PROBLEM REQUIREMENTS
Look for the string "title" in the listing below, then copy every line that has it.

THE DATA
↓
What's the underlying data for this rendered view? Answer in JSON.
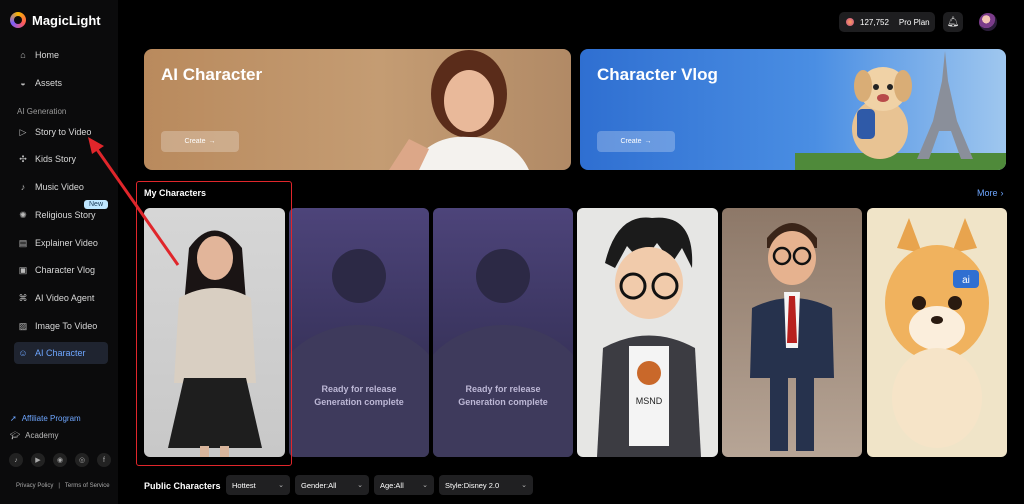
{
  "app": {
    "name": "MagicLight"
  },
  "sidebar": {
    "items_top": [
      {
        "label": "Home",
        "icon": "home-icon"
      },
      {
        "label": "Assets",
        "icon": "assets-icon"
      }
    ],
    "section_label": "AI Generation",
    "items": [
      {
        "label": "Story to Video",
        "icon": "play-icon"
      },
      {
        "label": "Kids Story",
        "icon": "puzzle-icon"
      },
      {
        "label": "Music Video",
        "icon": "music-icon"
      },
      {
        "label": "Religious Story",
        "icon": "sun-icon",
        "badge": "New"
      },
      {
        "label": "Explainer Video",
        "icon": "explainer-icon"
      },
      {
        "label": "Character Vlog",
        "icon": "vlog-icon"
      },
      {
        "label": "AI Video Agent",
        "icon": "agent-icon"
      },
      {
        "label": "Image To Video",
        "icon": "image-icon"
      },
      {
        "label": "AI Character",
        "icon": "character-icon",
        "active": true
      }
    ],
    "affiliate": "Affiliate Program",
    "academy": "Academy",
    "socials": [
      "tiktok-icon",
      "youtube-icon",
      "discord-icon",
      "instagram-icon",
      "facebook-icon"
    ],
    "footer": {
      "privacy": "Privacy Policy",
      "separator": "|",
      "terms": "Terms of Service"
    }
  },
  "topbar": {
    "credits": "127,752",
    "plan": "Pro Plan"
  },
  "banners": [
    {
      "title": "AI Character",
      "button": "Create"
    },
    {
      "title": "Character Vlog",
      "button": "Create"
    }
  ],
  "my_characters": {
    "label": "My Characters",
    "more": "More",
    "pending": [
      {
        "line1": "Ready for release",
        "line2": "Generation complete"
      },
      {
        "line1": "Ready for release",
        "line2": "Generation complete"
      }
    ],
    "badge_ai": "ai",
    "shirt_text": "MSND"
  },
  "public_characters": {
    "label": "Public Characters",
    "filters": [
      "Hottest",
      "Gender:All",
      "Age:All",
      "Style:Disney 2.0"
    ]
  },
  "colors": {
    "accent": "#6ea6ff",
    "highlight": "#e0262b",
    "new_badge": "#bfe7ff"
  }
}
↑
SOLUTION TO THE EXERCISE
      "title": "AI Character",
      "title": "Character Vlog",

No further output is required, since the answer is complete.